I didn't plan to read this book—I had seen so many reviews that ranged from lukewarm to flat-out negative that I wasn't sure it would be worth my time. But when I saw that I could get a copy from the library with no wait (something that rarely happens in the first month after a book's release, at least one written by an author as popular as Lauren Oliver), it seemed a shame not to give it a try. If nothing else, it would be something to pass the time while I'm waiting deep down on the hold lists for some other highly-touted fall titles. (My current most-anticipated: The Paying Guests and The Children Act.)
In reading Rooms, it was driven home to me once again why negative reviews aren't something I want to invest my time in writing. I learned that some of the complaints I had heard were valid, some less so, but I still really enjoyed reading this book. And I almost let the naysayers rob me of the experience altogether! Other people's opinions can only take us so far—ultimately you are the best judge of your own reading tastes. There's no substitute for taking a big bite of a book yourself.

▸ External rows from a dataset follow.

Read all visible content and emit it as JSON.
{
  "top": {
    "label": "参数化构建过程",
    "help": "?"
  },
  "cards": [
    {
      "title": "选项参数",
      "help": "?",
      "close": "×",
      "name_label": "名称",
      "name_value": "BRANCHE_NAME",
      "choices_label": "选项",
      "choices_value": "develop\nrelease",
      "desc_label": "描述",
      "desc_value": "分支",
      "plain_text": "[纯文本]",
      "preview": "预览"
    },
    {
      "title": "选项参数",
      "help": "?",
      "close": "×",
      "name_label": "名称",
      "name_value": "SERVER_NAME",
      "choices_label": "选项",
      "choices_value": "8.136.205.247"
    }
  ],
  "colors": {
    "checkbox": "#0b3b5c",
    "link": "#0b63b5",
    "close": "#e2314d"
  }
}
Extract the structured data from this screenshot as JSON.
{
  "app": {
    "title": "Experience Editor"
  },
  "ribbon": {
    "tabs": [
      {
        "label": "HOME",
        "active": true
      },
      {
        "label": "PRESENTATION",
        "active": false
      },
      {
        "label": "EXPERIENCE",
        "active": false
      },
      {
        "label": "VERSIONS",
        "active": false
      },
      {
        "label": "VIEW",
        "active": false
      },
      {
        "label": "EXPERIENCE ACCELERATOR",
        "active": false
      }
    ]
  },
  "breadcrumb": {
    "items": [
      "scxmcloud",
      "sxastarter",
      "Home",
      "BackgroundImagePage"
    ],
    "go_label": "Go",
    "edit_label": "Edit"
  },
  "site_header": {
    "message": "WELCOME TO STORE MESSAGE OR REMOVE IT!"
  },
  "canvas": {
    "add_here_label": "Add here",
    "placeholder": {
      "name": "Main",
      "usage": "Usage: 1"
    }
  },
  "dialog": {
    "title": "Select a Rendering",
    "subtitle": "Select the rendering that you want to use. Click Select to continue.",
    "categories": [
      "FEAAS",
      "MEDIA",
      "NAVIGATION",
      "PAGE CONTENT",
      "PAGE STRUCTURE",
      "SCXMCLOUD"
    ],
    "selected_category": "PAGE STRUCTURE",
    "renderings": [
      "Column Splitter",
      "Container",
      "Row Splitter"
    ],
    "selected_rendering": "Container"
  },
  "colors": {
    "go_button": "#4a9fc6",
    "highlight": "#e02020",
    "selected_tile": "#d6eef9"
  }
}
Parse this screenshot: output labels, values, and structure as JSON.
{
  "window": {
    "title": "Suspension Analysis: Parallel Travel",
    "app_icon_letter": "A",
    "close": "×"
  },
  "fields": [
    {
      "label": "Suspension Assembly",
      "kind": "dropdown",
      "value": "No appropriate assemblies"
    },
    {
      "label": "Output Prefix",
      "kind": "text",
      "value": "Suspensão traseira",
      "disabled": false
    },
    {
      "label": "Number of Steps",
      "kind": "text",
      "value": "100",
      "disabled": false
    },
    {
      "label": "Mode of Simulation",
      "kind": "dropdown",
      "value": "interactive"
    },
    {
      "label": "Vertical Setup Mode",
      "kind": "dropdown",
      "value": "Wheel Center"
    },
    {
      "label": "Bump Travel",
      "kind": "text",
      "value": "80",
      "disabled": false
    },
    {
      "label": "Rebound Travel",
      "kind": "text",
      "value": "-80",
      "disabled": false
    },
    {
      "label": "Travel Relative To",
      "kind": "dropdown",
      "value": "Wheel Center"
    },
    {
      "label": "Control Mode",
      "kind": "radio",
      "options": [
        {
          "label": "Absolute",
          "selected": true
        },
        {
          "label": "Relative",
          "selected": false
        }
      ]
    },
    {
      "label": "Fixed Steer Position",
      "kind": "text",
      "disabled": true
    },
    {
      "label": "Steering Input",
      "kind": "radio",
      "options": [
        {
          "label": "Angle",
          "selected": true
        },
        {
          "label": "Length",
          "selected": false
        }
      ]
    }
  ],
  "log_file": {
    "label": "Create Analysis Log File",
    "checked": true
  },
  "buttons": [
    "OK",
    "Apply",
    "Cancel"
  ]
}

And I think Rooms is definitely worth sampling. It's about a house—an old house, with lots of history in its walls and floors and crevices—and a family struggling to hold itself together. The house's owner, Richard Walker, has died, and his family has convened there in order to go through his belongings and settle his affairs. His ex-wife Caroline is barely functioning, cracking open the vodka well before noon. Their daughter Minna is trying fruitlessly to give meaning to her late twenties by engaging in a string of empty trysts. Her brother Trenton, at sixteen, is friendless and depressed, a laughingstock at school and virtually ignored by his mother.
Then there are the ghosts. Richard Walker's living family members aren't the only ones rattling around the big house—Alice and Sandra, both former tenants, are bound tightly to the structure through their own tragic histories. They observe the Walkers with trepidation (Alice) and gleeful judgment (Sandra), but eventually they'll both have to confront the grief and guilt that have tethered them to the house in death.
This book is certainly dark. It's hard to imagine that one house can hold so much tragedy and misfortune. Nearly every character is lost, hopelessly mired in her own flaws. But Oliver is a skilled writer, and I don't mind reading about sad, screwed-up people if they're crafted with such sensitivity and clarity. Atmospheric and haunting, Rooms is best read on an overcast day, with the bare branches of a tree tapping mournfully against the window and the wind howling a dirge.